What stood there was horror itself. Towering in the dark, a shifting, black mass of tentacles, eyes, and teeth writhed before the Human. It had as many mouths as it had eyes and it had too many eyes to count. The part of its body closest to the crystal recoiled, the pupils in the myriad eyes shrinking to points and the mouths baring teeth and hissing.
Glancing back to be sure to stay on the path, the Human backed away from the That Which Dwells Below, holding the crystal out. The creature flowed forward, staying back from the light, the mass of its body visible only as glints of light on lenses and slime-coated tentacles. Without warning, it fell backwards from the Human and disappeared in the dark.
Turning back in the direction of the path, the Human tried to walk quickly away from the cursed place. The Human’s left foot, however, would not move. Looking down, the Human saw a black tentacle reaching from that ankle back into the darkness. It did not pull, but it would not allow any forward movement.
“You think your light can keep you safe, do you not? True, the light is painful to me. I, however, am endless. I cannot be denied what is mine by a small shining rock. You are MINE!” The tentacle yanked, throwing the Human off balance. The Human landed in a seated position, feeling the tentacle pull forward towards where the sounds of water had been earlier. Remembering the walking stick, the Human struck out at the tentacle.
The stick passed through the monstrous flesh like the creature was made of smoke. There was the slightest tug of resistance, but nothing more. The tentacle appeared unharmed. The Human’s heart sank for a moment before a terrible screech filled the cavern.
NO!” screamed That Which Dwells Below. “It cannot be. You cannot have such a thing. Not you. Not here.” The creature let out another wail of pain, unwinding from the Human’s ankle and retracting, limply, back into the dark.
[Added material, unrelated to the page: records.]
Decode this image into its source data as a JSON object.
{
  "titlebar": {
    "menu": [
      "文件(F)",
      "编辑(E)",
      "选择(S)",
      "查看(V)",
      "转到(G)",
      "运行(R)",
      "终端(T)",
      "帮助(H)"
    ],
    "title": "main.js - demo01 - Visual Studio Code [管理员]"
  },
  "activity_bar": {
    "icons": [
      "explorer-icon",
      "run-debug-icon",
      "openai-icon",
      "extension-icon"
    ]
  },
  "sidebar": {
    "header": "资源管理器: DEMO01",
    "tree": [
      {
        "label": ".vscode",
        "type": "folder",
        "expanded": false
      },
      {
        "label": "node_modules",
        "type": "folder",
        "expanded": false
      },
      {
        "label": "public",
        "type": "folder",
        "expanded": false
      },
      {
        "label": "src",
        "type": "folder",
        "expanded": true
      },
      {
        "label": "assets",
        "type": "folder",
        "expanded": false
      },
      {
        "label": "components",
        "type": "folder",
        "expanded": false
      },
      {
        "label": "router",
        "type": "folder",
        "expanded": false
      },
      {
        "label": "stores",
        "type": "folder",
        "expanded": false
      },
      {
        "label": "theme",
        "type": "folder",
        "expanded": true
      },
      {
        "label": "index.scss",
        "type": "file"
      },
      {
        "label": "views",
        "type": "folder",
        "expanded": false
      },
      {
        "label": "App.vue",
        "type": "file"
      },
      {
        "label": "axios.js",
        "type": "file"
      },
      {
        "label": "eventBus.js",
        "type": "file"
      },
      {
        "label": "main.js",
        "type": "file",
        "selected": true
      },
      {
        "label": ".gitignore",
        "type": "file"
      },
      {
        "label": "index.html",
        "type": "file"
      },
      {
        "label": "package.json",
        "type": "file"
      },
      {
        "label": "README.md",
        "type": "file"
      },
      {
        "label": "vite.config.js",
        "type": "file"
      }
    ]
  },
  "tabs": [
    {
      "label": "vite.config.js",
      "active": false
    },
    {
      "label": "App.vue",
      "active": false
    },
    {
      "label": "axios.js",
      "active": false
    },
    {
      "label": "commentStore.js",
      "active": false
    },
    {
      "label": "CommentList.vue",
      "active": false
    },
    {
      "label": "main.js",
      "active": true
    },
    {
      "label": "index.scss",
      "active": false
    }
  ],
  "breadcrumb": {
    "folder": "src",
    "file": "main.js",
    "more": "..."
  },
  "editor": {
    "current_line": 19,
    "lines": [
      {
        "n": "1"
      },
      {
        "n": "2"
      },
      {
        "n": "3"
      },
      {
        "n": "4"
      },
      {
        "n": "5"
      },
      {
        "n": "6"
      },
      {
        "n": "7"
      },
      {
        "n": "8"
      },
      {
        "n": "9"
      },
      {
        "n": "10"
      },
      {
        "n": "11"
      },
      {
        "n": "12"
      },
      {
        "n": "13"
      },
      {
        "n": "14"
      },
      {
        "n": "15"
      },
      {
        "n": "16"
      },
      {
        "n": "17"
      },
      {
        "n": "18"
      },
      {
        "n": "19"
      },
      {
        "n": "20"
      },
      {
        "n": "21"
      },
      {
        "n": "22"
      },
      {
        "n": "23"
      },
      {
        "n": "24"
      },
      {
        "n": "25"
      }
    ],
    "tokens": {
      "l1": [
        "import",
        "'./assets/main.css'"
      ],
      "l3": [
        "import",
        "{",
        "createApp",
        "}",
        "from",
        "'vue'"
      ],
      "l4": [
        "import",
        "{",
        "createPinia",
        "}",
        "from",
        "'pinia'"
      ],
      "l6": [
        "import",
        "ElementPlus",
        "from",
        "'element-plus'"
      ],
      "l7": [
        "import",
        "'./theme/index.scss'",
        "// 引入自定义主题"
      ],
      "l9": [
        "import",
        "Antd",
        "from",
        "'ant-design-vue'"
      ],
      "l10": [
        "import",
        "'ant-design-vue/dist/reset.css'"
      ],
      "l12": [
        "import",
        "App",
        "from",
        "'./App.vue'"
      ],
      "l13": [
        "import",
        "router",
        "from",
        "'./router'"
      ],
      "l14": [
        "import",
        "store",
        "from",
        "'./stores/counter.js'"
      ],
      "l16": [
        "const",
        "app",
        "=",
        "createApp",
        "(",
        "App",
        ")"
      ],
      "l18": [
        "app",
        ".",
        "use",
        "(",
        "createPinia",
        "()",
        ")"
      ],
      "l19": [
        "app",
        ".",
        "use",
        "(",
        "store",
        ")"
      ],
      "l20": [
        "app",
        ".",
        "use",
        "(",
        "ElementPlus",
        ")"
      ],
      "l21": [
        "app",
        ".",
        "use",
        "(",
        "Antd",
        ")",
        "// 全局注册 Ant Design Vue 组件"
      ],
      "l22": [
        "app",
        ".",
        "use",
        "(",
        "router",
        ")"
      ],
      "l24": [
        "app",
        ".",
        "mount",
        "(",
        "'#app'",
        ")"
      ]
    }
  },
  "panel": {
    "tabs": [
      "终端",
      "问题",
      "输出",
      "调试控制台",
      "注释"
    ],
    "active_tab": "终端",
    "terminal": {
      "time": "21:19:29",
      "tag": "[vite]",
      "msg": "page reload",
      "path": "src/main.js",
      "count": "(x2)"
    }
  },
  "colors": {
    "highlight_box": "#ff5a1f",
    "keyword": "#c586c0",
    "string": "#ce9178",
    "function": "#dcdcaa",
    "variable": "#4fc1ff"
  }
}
“Go. Leave this place and take that accursed thing with you. I shall not let you contaminate this holy place. GO!” The last word was a bellow that came as a physical force.
The Human scrambled upright, clutching at the walking stick and crystal and ran.